*WHAT THE EXERCISE ASKS*. Records follow. Pull out every line that contains "emoji".

*DATA TO USE*.
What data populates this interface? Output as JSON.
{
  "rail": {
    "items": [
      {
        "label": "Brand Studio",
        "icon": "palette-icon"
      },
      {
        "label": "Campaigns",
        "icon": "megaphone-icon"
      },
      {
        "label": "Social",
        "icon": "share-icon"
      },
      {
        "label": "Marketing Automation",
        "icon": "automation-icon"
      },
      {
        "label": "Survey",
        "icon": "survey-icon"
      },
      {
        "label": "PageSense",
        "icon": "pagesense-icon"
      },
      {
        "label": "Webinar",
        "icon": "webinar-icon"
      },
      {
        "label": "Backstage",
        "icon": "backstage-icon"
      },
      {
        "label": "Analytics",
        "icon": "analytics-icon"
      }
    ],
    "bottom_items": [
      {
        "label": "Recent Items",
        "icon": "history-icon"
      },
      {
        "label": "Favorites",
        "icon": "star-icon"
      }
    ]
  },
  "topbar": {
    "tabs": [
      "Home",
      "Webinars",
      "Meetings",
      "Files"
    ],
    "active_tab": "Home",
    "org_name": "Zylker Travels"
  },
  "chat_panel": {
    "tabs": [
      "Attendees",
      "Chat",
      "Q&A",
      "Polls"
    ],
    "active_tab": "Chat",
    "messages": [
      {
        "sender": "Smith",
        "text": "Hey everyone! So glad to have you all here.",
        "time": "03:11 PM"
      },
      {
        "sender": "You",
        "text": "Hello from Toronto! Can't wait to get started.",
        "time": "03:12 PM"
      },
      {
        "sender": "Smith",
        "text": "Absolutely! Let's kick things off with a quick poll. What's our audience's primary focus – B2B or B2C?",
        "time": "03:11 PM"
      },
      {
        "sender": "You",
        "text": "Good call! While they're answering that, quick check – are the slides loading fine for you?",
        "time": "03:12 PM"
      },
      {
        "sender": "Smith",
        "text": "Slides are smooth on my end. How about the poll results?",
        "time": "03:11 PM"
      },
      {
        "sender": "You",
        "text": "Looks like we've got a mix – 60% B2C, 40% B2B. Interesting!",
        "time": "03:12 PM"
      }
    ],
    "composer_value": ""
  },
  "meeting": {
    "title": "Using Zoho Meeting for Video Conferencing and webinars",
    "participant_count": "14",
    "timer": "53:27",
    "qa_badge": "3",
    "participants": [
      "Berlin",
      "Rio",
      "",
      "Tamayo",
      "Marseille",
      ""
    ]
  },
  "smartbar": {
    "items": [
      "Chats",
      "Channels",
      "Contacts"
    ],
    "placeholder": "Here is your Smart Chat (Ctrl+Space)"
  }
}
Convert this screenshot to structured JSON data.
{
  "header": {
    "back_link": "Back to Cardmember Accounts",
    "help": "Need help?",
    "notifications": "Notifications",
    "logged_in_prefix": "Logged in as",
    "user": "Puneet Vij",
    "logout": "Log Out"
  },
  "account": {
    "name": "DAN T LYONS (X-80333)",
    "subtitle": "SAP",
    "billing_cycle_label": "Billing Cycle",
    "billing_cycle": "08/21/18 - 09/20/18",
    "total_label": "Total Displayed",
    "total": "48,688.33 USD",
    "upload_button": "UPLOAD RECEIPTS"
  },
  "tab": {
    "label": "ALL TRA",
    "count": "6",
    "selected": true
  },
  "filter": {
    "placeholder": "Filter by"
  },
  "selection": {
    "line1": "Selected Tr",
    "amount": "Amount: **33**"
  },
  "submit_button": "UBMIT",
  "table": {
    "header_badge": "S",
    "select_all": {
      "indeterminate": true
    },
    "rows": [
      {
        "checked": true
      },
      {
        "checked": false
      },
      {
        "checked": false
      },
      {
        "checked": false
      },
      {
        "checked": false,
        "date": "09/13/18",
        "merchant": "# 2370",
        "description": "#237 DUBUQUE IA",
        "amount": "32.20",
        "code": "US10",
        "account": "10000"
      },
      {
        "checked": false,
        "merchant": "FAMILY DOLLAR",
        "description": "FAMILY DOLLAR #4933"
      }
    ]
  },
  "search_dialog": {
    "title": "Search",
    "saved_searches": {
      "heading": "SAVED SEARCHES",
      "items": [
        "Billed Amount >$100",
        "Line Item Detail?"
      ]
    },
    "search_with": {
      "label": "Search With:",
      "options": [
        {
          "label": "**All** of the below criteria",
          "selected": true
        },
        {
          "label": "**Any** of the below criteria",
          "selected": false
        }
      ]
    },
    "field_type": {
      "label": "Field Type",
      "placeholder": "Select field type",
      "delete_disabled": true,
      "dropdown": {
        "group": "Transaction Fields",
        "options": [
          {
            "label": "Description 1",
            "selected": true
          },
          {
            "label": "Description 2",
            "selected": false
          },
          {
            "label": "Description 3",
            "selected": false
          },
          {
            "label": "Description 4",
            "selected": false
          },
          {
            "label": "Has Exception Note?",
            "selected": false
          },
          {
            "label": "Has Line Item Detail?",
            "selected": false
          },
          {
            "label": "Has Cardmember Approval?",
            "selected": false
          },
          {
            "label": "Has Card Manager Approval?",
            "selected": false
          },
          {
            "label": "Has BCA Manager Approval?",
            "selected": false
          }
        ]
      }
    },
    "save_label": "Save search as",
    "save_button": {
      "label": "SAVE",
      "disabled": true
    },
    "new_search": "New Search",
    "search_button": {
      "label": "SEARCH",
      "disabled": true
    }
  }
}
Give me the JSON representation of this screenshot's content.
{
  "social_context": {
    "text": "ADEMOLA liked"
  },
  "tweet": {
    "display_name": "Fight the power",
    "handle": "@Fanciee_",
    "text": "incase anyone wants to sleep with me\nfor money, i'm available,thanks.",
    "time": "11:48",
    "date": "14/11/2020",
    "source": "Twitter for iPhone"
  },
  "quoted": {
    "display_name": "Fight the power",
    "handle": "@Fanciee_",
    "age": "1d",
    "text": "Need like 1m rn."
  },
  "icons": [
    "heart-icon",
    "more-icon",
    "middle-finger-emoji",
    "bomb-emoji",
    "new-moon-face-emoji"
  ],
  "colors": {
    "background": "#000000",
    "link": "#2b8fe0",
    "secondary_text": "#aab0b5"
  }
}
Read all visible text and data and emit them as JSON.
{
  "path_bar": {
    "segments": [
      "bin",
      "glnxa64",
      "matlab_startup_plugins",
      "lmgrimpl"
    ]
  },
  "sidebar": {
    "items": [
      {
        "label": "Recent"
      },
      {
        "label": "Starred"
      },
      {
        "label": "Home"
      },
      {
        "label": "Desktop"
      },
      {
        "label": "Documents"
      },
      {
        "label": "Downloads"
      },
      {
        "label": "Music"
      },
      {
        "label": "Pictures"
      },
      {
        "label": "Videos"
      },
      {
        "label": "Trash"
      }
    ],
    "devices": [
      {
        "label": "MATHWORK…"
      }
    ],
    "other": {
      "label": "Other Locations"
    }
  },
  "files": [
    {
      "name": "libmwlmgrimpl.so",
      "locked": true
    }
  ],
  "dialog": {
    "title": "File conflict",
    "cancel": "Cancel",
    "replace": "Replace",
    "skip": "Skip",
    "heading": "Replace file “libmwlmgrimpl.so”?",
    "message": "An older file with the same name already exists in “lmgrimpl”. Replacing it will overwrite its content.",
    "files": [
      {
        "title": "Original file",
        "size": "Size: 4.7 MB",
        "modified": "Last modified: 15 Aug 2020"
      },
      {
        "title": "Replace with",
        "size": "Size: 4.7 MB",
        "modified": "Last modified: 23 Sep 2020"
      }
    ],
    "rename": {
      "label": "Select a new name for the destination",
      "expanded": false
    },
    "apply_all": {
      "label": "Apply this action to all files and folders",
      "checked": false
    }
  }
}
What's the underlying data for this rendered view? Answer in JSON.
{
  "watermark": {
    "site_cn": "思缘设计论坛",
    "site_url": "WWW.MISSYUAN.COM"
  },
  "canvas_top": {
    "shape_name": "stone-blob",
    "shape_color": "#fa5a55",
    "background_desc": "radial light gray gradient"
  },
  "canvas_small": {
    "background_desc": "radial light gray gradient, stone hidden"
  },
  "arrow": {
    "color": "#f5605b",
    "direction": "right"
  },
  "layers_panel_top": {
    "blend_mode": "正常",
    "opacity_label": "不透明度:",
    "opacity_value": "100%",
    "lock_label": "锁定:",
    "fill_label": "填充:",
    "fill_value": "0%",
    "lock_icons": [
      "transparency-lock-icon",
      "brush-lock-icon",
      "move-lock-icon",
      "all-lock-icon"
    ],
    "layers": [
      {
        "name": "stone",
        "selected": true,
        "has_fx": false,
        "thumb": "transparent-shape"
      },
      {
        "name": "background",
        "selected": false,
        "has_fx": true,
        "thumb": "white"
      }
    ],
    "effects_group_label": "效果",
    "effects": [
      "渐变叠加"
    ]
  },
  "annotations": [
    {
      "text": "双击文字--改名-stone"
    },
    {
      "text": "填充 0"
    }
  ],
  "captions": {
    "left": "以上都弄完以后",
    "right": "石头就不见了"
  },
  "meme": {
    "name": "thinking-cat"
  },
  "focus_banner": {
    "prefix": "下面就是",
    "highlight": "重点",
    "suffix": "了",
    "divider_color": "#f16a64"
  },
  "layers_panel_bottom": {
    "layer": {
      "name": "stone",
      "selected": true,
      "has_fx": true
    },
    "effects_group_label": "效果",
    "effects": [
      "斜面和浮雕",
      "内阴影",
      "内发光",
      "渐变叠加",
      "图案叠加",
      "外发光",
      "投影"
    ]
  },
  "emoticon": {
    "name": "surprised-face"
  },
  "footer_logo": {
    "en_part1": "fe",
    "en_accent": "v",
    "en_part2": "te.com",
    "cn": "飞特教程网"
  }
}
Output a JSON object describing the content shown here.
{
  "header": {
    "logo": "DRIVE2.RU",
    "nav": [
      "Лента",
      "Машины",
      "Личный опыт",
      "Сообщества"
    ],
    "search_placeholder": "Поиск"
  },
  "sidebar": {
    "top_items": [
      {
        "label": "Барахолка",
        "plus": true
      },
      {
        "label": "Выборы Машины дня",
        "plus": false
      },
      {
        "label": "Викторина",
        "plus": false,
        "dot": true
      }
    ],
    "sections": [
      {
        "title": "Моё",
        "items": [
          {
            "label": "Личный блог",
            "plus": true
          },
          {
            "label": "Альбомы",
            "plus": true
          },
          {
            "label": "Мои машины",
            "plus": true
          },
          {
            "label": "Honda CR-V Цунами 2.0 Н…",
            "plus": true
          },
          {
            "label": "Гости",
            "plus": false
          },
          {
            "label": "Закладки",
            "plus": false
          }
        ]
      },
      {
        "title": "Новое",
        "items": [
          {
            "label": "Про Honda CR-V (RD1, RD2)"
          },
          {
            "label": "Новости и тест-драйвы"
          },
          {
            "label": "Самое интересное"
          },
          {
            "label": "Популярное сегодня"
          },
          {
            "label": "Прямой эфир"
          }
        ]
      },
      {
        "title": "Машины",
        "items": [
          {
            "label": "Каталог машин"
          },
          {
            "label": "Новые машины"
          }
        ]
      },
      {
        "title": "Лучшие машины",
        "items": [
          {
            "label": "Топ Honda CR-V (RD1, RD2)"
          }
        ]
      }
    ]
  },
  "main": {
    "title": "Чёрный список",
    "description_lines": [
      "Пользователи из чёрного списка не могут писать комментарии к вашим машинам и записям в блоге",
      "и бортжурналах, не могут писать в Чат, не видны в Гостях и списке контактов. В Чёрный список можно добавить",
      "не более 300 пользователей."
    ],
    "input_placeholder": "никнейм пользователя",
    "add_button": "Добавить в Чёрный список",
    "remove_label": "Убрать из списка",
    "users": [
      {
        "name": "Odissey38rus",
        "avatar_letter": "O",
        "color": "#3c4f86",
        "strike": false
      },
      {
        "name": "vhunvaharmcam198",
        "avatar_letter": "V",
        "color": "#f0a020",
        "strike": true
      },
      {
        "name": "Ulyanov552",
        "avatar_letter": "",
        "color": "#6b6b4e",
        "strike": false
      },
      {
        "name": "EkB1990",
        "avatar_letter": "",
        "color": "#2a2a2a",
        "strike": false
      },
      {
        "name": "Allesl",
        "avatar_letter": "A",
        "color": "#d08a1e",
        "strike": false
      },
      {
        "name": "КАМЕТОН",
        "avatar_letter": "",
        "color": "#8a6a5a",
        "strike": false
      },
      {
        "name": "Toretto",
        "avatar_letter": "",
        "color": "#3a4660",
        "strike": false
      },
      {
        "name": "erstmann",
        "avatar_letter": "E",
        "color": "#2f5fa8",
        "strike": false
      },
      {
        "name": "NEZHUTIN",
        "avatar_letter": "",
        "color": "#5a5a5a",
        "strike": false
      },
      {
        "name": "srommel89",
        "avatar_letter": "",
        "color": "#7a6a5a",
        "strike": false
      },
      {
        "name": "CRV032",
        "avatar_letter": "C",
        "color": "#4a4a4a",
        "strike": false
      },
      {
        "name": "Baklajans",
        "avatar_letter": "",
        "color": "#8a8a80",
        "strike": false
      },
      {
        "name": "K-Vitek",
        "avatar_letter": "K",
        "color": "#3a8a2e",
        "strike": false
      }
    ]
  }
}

*TASK ANSWER*.
    "middle-finger-emoji",
    "bomb-emoji",
    "new-moon-face-emoji"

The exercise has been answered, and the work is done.